PROMPT:
Scan the entries that follow for the word "color", then report every line in which it appears.
### DATASET RECORDS
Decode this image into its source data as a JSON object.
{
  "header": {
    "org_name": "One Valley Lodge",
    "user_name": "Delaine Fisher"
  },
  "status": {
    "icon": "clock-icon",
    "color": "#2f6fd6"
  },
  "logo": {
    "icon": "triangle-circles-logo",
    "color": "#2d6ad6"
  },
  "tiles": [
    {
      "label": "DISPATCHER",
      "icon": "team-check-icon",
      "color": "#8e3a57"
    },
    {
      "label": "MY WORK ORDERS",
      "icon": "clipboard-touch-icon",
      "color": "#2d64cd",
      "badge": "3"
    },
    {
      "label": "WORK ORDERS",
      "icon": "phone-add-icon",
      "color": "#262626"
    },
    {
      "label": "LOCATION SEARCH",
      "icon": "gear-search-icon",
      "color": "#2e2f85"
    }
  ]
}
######
ANSWER BELOW:
    "color": "#2f6fd6"
    "color": "#2d6ad6"
      "color": "#8e3a57"
      "color": "#2d64cd",
      "color": "#262626"
      "color": "#2e2f85"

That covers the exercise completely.